“We made a difficult decision today.
Earlier this month, Gone Home was accepted into the Indie Megabooth [http://indiemegabooth.com/] at the PAX Prime expo. The Meagbooth is awesome – a huge area of the showfloor dedicated entirely to indie games. We’ve attended a number of times as fans, and the energy there is inspiring. It’s wonderful that via the Megabooth, indie games can be such a destination at such a huge event. We were very excited when Gone Home was accepted by the organizers.
But in the back of our minds all along, we’ve been bothered by the public stances that Jerry Holkins and Mike Krahulik, the founders of PAX’s parent organization Penny Arcade, have taken on a number of issues.
First there was the entire “Dickwolves” debacle, during which Mike said that if “felt pretty good” to “support rape culture.”
Then there were the Penny Arcade Kickstarters, one of which offered to let backers pay them $7,500 [http://www.kickstarter.com/projects/pennyarcade/penny-arcade-sells-out] to work as a Penny Arcade intern for a day.

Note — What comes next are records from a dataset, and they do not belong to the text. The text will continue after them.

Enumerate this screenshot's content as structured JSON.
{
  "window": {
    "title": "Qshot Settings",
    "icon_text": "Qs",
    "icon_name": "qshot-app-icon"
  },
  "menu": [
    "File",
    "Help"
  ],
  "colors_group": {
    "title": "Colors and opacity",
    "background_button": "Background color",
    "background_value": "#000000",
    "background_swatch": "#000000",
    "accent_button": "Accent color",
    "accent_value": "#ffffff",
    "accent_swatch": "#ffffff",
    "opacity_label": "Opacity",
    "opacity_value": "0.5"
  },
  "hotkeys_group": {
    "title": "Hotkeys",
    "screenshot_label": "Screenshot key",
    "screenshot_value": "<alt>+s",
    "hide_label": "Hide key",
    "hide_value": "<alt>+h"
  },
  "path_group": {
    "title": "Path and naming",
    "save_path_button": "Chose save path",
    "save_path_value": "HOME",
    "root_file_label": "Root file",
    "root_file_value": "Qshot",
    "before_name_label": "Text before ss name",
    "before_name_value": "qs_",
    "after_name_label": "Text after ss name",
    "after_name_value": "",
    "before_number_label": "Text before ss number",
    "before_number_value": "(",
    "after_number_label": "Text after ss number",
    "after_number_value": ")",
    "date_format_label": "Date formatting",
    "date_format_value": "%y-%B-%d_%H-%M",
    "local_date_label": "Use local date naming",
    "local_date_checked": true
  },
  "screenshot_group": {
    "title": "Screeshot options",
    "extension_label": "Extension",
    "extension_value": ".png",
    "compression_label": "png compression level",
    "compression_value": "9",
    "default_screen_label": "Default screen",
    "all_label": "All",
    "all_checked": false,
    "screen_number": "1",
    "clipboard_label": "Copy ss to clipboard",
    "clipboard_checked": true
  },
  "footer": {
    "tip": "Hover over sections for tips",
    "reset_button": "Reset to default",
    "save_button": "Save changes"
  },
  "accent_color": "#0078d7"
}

When critics recently raised objections about the over-the-top depiction of female characters in Dragon’s Crown, Jerry referred to the opinions that differed from his own as “censorship.” [http://www.penny-arcade.com/2013/04/24/character-selection]

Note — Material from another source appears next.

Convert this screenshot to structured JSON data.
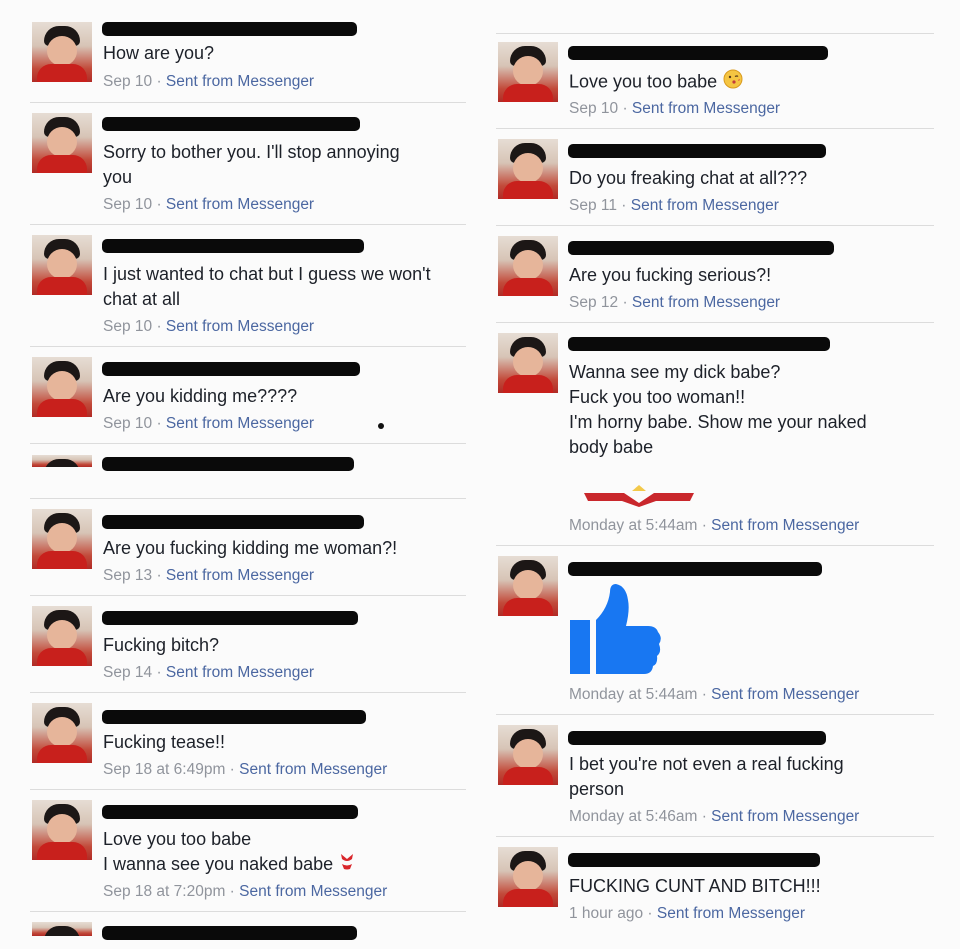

And then yesterday a panel was announced for PAX Australia entitled “Why So Serios?” Its description initially included the lines:
Any titillation gets called out as sexist or misogynistic, and involve any antagonist race aside from Anglo-Saxon and you’re called a racist. It’s gone too far and when will it end?

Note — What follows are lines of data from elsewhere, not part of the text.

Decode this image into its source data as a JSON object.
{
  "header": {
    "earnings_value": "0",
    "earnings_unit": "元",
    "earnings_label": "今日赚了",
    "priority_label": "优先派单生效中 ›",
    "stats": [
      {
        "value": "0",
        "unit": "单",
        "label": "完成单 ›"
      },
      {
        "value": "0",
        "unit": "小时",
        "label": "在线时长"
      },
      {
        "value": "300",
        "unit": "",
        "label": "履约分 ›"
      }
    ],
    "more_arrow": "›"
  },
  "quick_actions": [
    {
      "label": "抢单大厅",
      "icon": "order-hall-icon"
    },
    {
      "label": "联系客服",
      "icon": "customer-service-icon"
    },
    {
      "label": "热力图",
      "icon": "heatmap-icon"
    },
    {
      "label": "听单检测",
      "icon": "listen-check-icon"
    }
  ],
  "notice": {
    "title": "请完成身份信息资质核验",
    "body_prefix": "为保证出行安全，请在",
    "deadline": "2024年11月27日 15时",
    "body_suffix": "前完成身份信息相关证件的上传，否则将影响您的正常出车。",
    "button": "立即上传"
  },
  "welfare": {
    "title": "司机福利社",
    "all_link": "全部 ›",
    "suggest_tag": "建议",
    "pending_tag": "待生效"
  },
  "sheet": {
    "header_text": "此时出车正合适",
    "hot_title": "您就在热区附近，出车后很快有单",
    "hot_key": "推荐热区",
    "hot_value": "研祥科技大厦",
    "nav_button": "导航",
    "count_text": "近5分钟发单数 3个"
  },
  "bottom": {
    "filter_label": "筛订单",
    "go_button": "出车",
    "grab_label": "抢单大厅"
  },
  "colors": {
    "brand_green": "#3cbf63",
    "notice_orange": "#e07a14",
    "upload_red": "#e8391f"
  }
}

Soon after, it was changed to a less inflammatory description [https://twitter.com/henryfaber/status/347722360939491328/photo/1], but the fact that the original panel was okayed by Penny Arcade still stands.
Which finally led to Mike tweeting ignorant dismissals of transgender people, then posting an email chain [http://www.penny-arcade.com/2013/06/19/twiiter-sucks-sometimes] that, as part of a self-serving quasi-apology, includes him attempting to defend his position by saying
I hate the idea that because I think boys and girls have different parts I am “transphobic” that pisses me off it makes me angry and so I lash out.”
So here’s where the difficult decision comes in.
This morning we stopping pushing those long-held reservations about Jerry and Mike into the back of our minds. We talked to each other and did a simple show of hands- do any of us feel comfortable presenting Gone Home at PAX?
No hands went up.
We believe that people’s opinions and actions on social issues and business ethics are important. We believe that agreeing to pay the organizers of PAX over $1,000 for both space, and to present our game on their showfloor for four days, provides explicit support for and tacit approval of their publicly demonstrated positions on these subjects. And we have finally come to the conclusion that we cannot support Jerry, Mike, and their organization by participating in this event.
We know that this will do them no harm; that’s not the point. Another developer will take our slot at the Megabooth; they won’t lose any ticket sales; we won’t hurt their feelings. If anything we’re hurting ourselves- our ability to reach new fans who might not have heard of Gone Home, to connect with players, sell stuff, met with press and video crews, and so on. But this is not something that we’re doing for practical reasons.
We are a four-person team. Two of us are women and one of us is gay. Gone Home deals in part with LGBT issues. This stuff is important to us, on a lot of different levels. And Penny Arcade is not an entity that we feel welcomed by or comfortable operating alongside.
We wish all the best to the organizers and the participants in the Indie Megabooth, as we really do believe that it is an incredibly positive force for indie games and video games in general.
We just wish it weren’t at PAX.
The Fullbright Company
Steve, Karla, Johnnemann and Kate